After Dr. Mark J. Mohrmann completed a successful orthopedic procedure in 2019, his patient turned to Yelp, the review website, to share his appreciation.
“Dr. Mark made me feel that I was in safe hands,” the patient wrote in a five-star review.
Only the writer was not an actual patient, and there was no procedure. His review was fake — part of an effort to boost the online ratings for Dr. Mohrmann’s business using phony positive reviews, according to an analysis by Fake Review Watch, an industry watchdog. Last month, Dr. Mohrmann agreed to pay a $100,000 penalty to settle with New York’s attorney general on charges of deceiving the public with fake reviews.

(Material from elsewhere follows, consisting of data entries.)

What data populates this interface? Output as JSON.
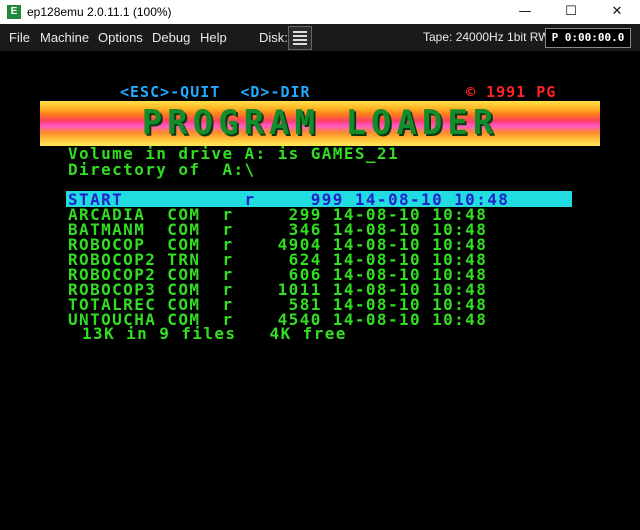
{
  "window": {
    "title": "ep128emu 2.0.11.1 (100%)",
    "icon_letter": "E",
    "controls": {
      "minimize": "—",
      "maximize": "☐",
      "close": "✕"
    }
  },
  "menu": {
    "items": [
      "File",
      "Machine",
      "Options",
      "Debug",
      "Help"
    ],
    "disk_label": "Disk:",
    "tape_status": "Tape: 24000Hz 1bit RW",
    "tape_counter": "P 0:00:00.0"
  },
  "screen": {
    "header": "<ESC>-QUIT  <D>-DIR",
    "copyright": "© 1991 PG",
    "banner": "PROGRAM LOADER",
    "volume_line": "Volume in drive A: is GAMES_21",
    "directory_line": "Directory of  A:\\",
    "files": [
      "START           r     999 14-08-10 10:48",
      "ARCADIA  COM  r     299 14-08-10 10:48",
      "BATMANM  COM  r     346 14-08-10 10:48",
      "ROBOCOP  COM  r    4904 14-08-10 10:48",
      "ROBOCOP2 TRN  r     624 14-08-10 10:48",
      "ROBOCOP2 COM  r     606 14-08-10 10:48",
      "ROBOCOP3 COM  r    1011 14-08-10 10:48",
      "TOTALREC COM  r     581 14-08-10 10:48",
      "UNTOUCHA COM  r    4540 14-08-10 10:48"
    ],
    "summary": "13K in 9 files   4K free"
  }
}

The fake review for Dr. Mohrmann is just one example of the billion-dollar fake review industry, where people and businesses pay marketers to post fake positive reviews to Google Maps, Amazon, Yelp and other platforms, and deceive millions of customers each year.
Fake reviews are as old as the internet itself, and they are illegal and banned by online platforms. But fake review businesses have continued to blossom anyway.

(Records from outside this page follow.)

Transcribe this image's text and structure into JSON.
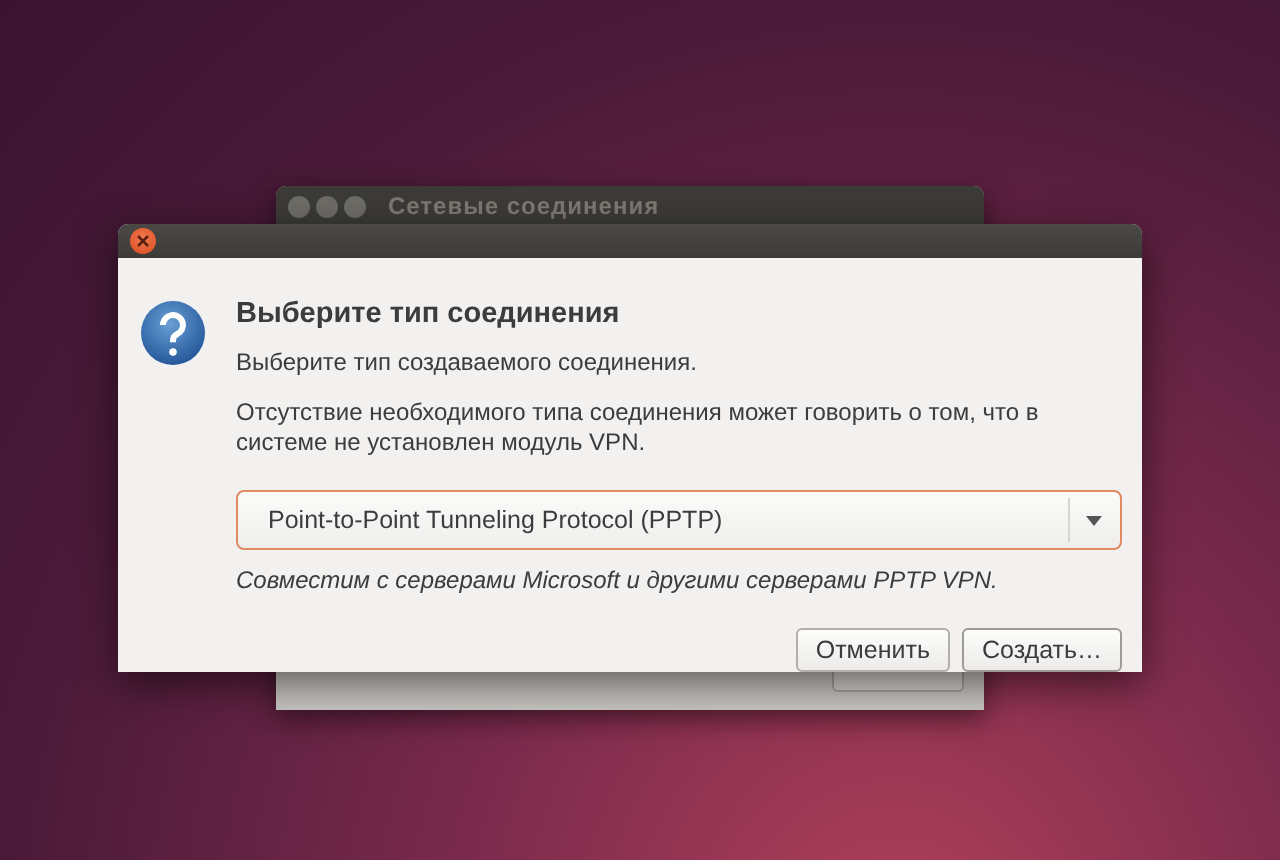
{
  "background_window": {
    "title": "Сетевые соединения"
  },
  "dialog": {
    "heading": "Выберите тип соединения",
    "subtitle": "Выберите тип создаваемого соединения.",
    "note": "Отсутствие необходимого типа соединения может говорить о том, что в системе не установлен модуль VPN.",
    "combo": {
      "value": "Point-to-Point Tunneling Protocol (PPTP)"
    },
    "hint": "Совместим с серверами Microsoft и другими серверами PPTP VPN.",
    "buttons": [
      {
        "label": "Отменить",
        "kind": "cancel"
      },
      {
        "label": "Создать…",
        "kind": "default"
      }
    ]
  }
}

Now, for the first time, a wave of regulation and moves by tech companies are coalescing in a more concerted effort to turn the tide.
This summer, the Federal Trade Commission proposed a sweeping new rule that would punish businesses for buying or selling fake reviews, among other restrictions. In October, several online platforms, including Amazon and Expedia, announced a coalition that would share information and resources among companies to combat review fraud. And late last month, New York’s attorney general, Letitia James, issued her own warning across the state, saying in a statement that fake reviews were “illegal and unacceptable.”

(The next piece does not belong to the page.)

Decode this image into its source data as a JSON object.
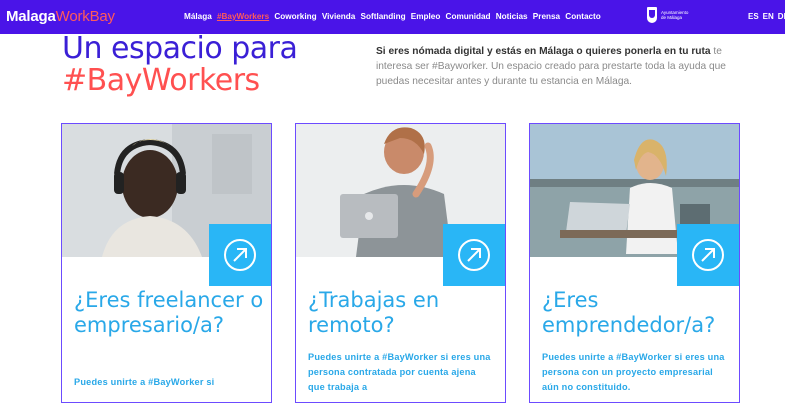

Experts warned, however, that the fake review problem may be so enormous that it is insurmountable, and note that fake reviewers have survived previous crackdowns.
Jason Brown, the founder of Review Fraud, a consumer advocacy website that has exposed businesses using fake reviews, said platforms had not done enough to manage the problem, but he acknowledged that concern from regulators and companies was swelling.
“Everyone is feeling the heat and pressure,” he said. “Time will tell.”
Almost all fake reviews are positive endorsements, like four-star and five-star reviews, that the businesses write themselves or are created by digital…